In C.S. Lewis’ book The Screwtape Letters, senior demon Screwtape writes fictional letters to Wormwood, a junior demon, on how to defeat his “patient.”  In one of these letters, Screwtape advises: “As long as [man] does not convert it into action, it does not matter how much he thinks about this new repentance… Wallow in it… Write a book about it; that is often an excellent way of sterilising the seeds which [Heavenly Father] plants in a human soul… Do anything but act. No amount of piety in his imagination and affections will harm [the cause of evil] if [it is kept] out of his will… The more often he feels without acting, the less he will ever be able to act, and, in the long run, the less he will be able to feel.”

Christianity is not a soul-less doctrine, but a restoration of the right relationships between souls and their Creator, which should lead to action.  Teaching should lead to love.  In 1 Timothy 1:3-4 Paul writes to Timothy: “As I urged you when I was going to Macedonia, remain at Ephesus so that you may charge certain persons not to teach any different doctrine, nor to devote themselves to myths and endless genealogies, which promote speculations rather than the stewardship from God that is by faith.”  In his commentary on the verse, John Calvin says that Paul “judges of doctrine by the fruit; for every tiling that does not edify ought to be rejected, although it has no other fault; and everything that is of no avail but for raising contentions, ought to be doubly condemned.”

Calvin’s note and Screwtape’s fictional letter remind me of the linked Monty Python video of philosophers philosophizing about soccer while simultaneously “playing” soccer.

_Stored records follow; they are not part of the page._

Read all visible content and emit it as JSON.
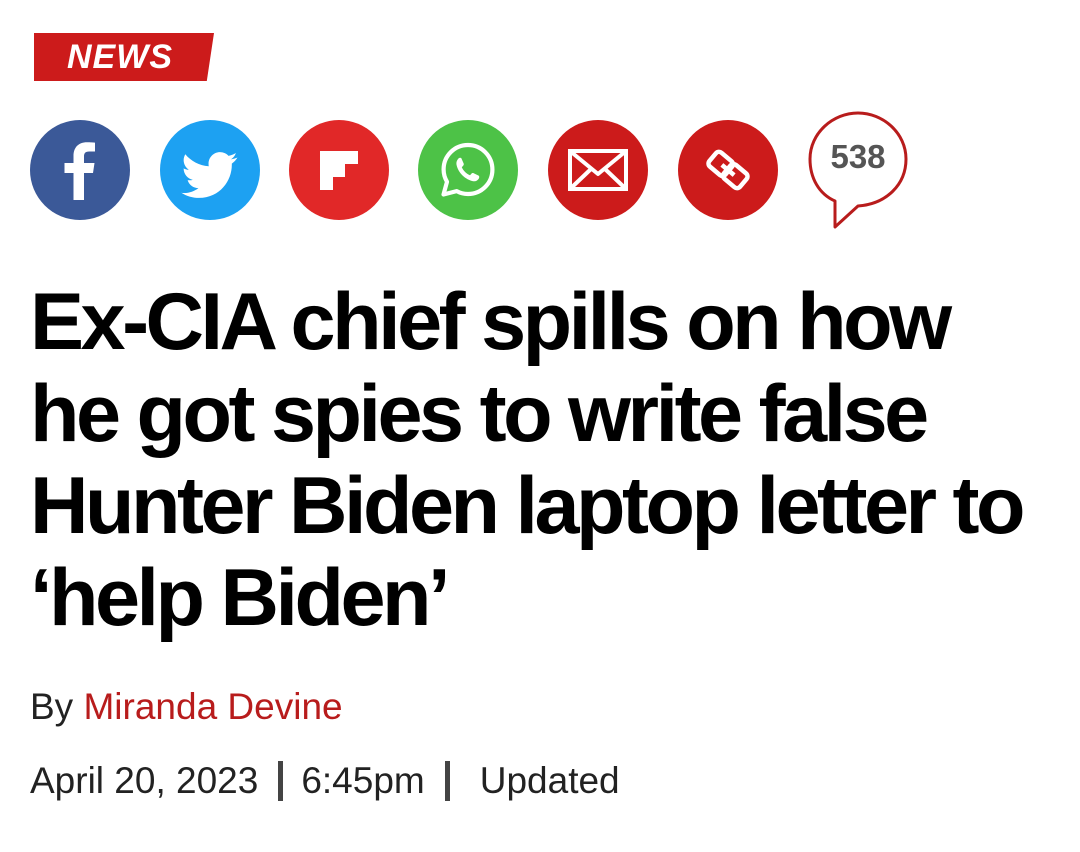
{
  "section": {
    "label": "NEWS",
    "color": "#cc1b1b"
  },
  "share": {
    "buttons": [
      {
        "name": "facebook",
        "icon": "facebook-icon",
        "color": "#3b5998"
      },
      {
        "name": "twitter",
        "icon": "twitter-bird-icon",
        "color": "#1da1f2"
      },
      {
        "name": "flipboard",
        "icon": "flipboard-icon",
        "color": "#e12828"
      },
      {
        "name": "whatsapp",
        "icon": "whatsapp-icon",
        "color": "#4dc247"
      },
      {
        "name": "email",
        "icon": "envelope-icon",
        "color": "#cc1b1b"
      },
      {
        "name": "copy-link",
        "icon": "link-icon",
        "color": "#cc1b1b"
      }
    ],
    "comments": {
      "count": "538",
      "icon": "speech-bubble-icon",
      "border_color": "#b81c1c"
    }
  },
  "article": {
    "headline": "Ex-CIA chief spills on how he got spies to write false Hunter Biden laptop letter to ‘help Biden’",
    "byline_prefix": "By",
    "author": "Miranda Devine",
    "author_color": "#b81c1c",
    "date": "April 20, 2023",
    "time": "6:45pm",
    "updated_label": "Updated"
  }
}
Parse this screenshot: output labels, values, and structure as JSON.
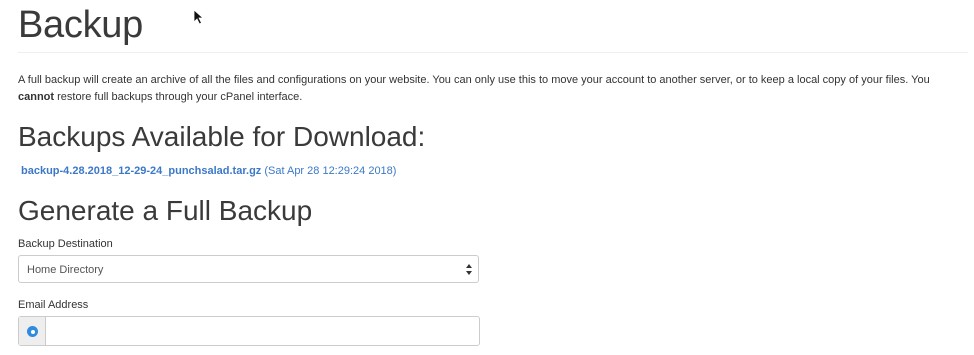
{
  "header": {
    "title": "Backup"
  },
  "intro": {
    "part1": "A full backup will create an archive of all the files and configurations on your website. You can only use this to move your account to another server, or to keep a local copy of your files. You ",
    "emphasis": "cannot",
    "part2": " restore full backups through your cPanel interface."
  },
  "downloads": {
    "heading": "Backups Available for Download:",
    "items": [
      {
        "filename": "backup-4.28.2018_12-29-24_punchsalad.tar.gz",
        "date": "(Sat Apr 28 12:29:24 2018)"
      }
    ]
  },
  "generate": {
    "heading": "Generate a Full Backup",
    "destination_label": "Backup Destination",
    "destination_value": "Home Directory",
    "email_label": "Email Address",
    "email_value": ""
  },
  "colors": {
    "link": "#3c78c8",
    "accent": "#2f8ae0"
  },
  "icons": {
    "cursor": "mouse-pointer-icon",
    "select_arrows": "chevron-up-down-icon",
    "email_option": "radio-button-icon"
  }
}
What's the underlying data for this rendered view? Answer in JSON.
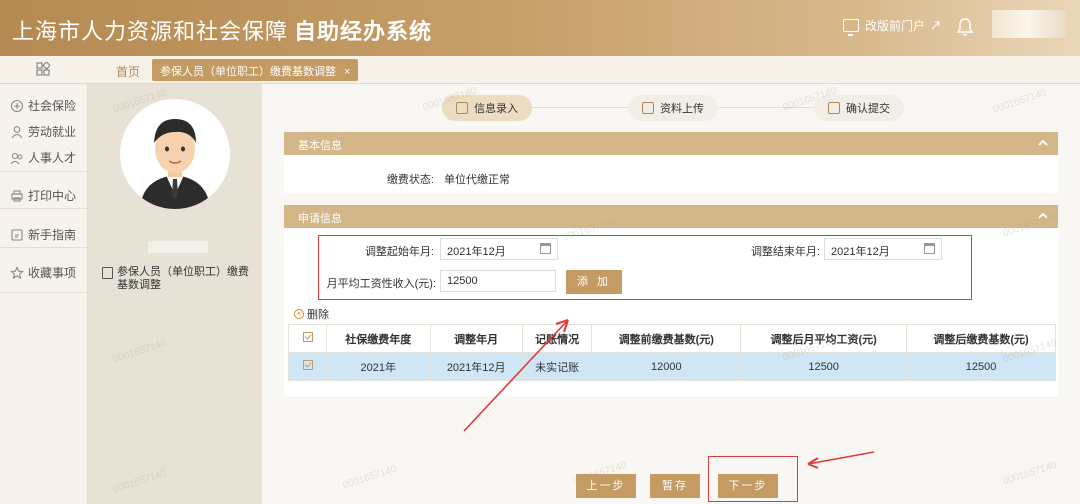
{
  "header": {
    "title_light": "上海市人力资源和社会保障",
    "title_bold": "自助经办系统",
    "portal_label": "改版前门户"
  },
  "tabbar": {
    "home": "首页",
    "active_tab": "参保人员（单位职工）缴费基数调整",
    "close": "×"
  },
  "leftnav": {
    "items": [
      {
        "label": "社会保险",
        "icon": "social-insurance-icon"
      },
      {
        "label": "劳动就业",
        "icon": "employment-icon"
      },
      {
        "label": "人事人才",
        "icon": "talent-icon"
      },
      {
        "label": "打印中心",
        "icon": "printer-icon"
      },
      {
        "label": "新手指南",
        "icon": "guide-icon"
      },
      {
        "label": "收藏事项",
        "icon": "star-icon"
      }
    ]
  },
  "profile": {
    "menu_item": "参保人员（单位职工）缴费基数调整"
  },
  "steps": [
    {
      "label": "信息录入"
    },
    {
      "label": "资料上传"
    },
    {
      "label": "确认提交"
    }
  ],
  "basic": {
    "title": "基本信息",
    "status_label": "缴费状态:",
    "status_value": "单位代缴正常"
  },
  "apply": {
    "title": "申请信息",
    "start_label": "调整起始年月:",
    "start_value": "2021年12月",
    "end_label": "调整结束年月:",
    "end_value": "2021年12月",
    "income_label": "月平均工资性收入(元):",
    "income_value": "12500",
    "add_button": "添 加"
  },
  "table": {
    "delete_label": "删除",
    "headers": [
      "社保缴费年度",
      "调整年月",
      "记账情况",
      "调整前缴费基数(元)",
      "调整后月平均工资(元)",
      "调整后缴费基数(元)"
    ],
    "rows": [
      [
        "2021年",
        "2021年12月",
        "未实记账",
        "12000",
        "12500",
        "12500"
      ]
    ]
  },
  "footer": {
    "prev": "上一步",
    "save": "暂存",
    "next": "下一步"
  },
  "watermark": "0001657140",
  "colors": {
    "accent": "#c39b63",
    "header_gradient_start": "#b58a52",
    "section_head": "#d4b789",
    "selected_row": "#cfe6f6",
    "annotation_red": "#e03a3a"
  }
}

Every doctrine and institution of the church should empower His people to live for Him.  Are we playing the right game, and are we playing to win?